Turner says that the Cash Cabin control room is centered around a Soundcraft Ghost console “that we use mostly for monitoring, and then we have assorted mic pre’s and compressors — it’s real basic. This album probably has a deeper track count than most of what we do. It’s very rare that I use more than six or eight microphones just because of the type of music it is — there aren’t a lot of big drum sets. Marty Stuart’s track has a drum kit, but I still only used four mics on it. We put up a baffle here and there, but you really didn’t need it. This kind of music isn’t meant to be separated and divided into sections.”

For microphones, “We use a lot of Audio-Technica mics: 4050s, 4033s on vocals and guitars. We also have a couple of the Shure KSMs that we use. Most of the acoustic instruments are close-miked — I’m a single-mic guy with guitars. Depending on the session, I’ll use either Audio-Technicas or [AKG] 451s; maybe a [Neumann] KM84 in there.” The album was recorded to Pro Tools and then mixed by Turner (with one exception) at Quad Studios in Nashville on a Neve 8068.

“We don’t toil over the mixes,” Turner says of his and Cash’s approach. “You don’t want to lose the magic of the track.

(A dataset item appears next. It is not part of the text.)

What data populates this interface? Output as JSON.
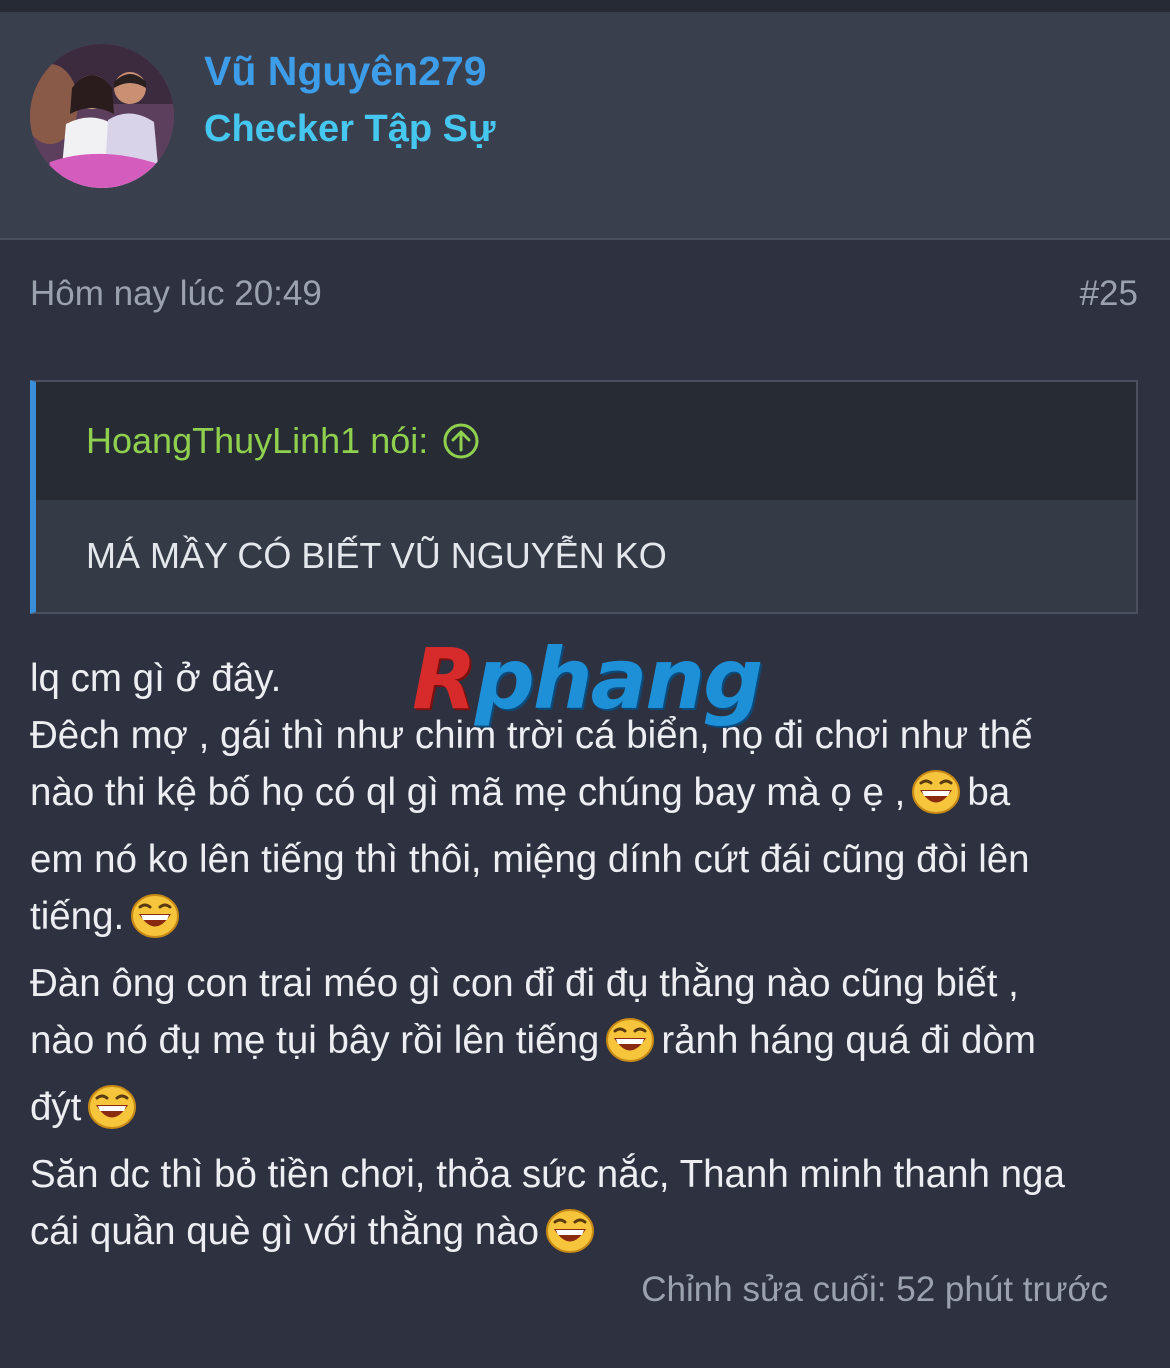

Basically, I just want to make sure everything has its space, and I try to lay out the mix to reflect where people were in the room. I want to hear it the way I see it [go down in the tracking].”

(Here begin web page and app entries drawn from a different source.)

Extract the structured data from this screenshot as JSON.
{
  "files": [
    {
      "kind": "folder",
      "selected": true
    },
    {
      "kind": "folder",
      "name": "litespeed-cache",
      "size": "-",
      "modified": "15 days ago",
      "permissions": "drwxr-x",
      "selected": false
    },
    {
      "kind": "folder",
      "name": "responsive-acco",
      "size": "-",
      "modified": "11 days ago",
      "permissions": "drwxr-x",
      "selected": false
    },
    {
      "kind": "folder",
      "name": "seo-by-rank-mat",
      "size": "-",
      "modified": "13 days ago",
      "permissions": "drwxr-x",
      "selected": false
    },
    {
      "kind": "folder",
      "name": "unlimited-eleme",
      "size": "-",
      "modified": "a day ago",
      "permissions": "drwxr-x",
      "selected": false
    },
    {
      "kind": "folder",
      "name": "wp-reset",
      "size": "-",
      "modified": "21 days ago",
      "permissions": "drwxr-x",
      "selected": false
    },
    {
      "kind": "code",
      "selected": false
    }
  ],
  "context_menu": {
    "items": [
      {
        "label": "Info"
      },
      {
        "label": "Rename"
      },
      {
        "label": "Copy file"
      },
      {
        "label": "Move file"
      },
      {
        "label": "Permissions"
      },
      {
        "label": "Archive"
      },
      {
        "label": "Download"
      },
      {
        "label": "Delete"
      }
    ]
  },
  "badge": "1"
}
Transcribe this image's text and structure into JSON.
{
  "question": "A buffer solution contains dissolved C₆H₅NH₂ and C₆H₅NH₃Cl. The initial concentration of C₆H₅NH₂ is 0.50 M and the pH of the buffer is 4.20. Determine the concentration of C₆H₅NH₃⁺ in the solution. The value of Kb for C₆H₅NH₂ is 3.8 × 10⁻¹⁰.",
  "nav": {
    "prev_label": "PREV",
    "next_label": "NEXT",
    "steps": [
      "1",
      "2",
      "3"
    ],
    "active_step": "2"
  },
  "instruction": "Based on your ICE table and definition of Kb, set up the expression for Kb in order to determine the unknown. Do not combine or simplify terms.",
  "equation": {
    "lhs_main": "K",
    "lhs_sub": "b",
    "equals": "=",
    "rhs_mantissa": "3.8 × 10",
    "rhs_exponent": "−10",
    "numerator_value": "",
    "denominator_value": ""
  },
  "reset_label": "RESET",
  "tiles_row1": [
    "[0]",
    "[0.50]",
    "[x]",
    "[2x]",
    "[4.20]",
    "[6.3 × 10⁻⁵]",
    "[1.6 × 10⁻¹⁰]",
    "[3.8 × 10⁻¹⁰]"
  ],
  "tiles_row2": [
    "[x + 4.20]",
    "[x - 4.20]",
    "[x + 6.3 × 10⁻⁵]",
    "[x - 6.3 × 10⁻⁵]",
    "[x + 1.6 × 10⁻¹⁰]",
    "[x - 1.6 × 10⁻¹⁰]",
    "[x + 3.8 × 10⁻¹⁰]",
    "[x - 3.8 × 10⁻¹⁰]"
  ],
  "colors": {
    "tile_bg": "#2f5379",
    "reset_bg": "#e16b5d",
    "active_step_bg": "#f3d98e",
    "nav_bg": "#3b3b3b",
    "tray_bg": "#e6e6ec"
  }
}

The one song on the album Turner did not mix was Johnny Cash’s striking version of “Engine One-Forty-Three,” one of those classic, gruesome, death-on-the-railroad tales that are so much a part of the American folk tradition. “I got sick and couldn’t do the mixing date,” Turner says, “so John [Carter Cash] ended up doing it, and, actually, it’s appropriate that he did. It’s a neat little twist that he got to mix his father’s last track.”

“It did end up being the last thing he ever recorded, just a couple of weeks before he died,” Carter Cash adds. “We did it here in the Cabin. He was weak; you can hear that. But it’s totally honest. It’s who he was at that time. He still told a great story and just like always, you can feel the emotion. The last line he ever sang was ‘Nearer my God to thee.’ Pretty strong stuff there,” he adds quietly. “That session was very meaningful for me. It was very close and tender.”

Carter Cash notes that Janette and Joe Carter will have an album of their own coming out soon, “and they’re really very close in style to the original Carter Family. They’re the real thing.”

Turner adds, “And keep an eye on the Peasall Sisters. Those girls are something else! They’ve got the Carter Sisters’ thing goin’ on like you wouldn’t believe. You’ll be hearing a lot more from them.”

As we will from Norman and Nancy Blake and Emmylou Harris and the others who have devoted so much of their lives to performing traditional music. “The title of the album says it all,” Carter Cash concludes. “Hopefully, what we’re doing is carrying on that unbroken circle.”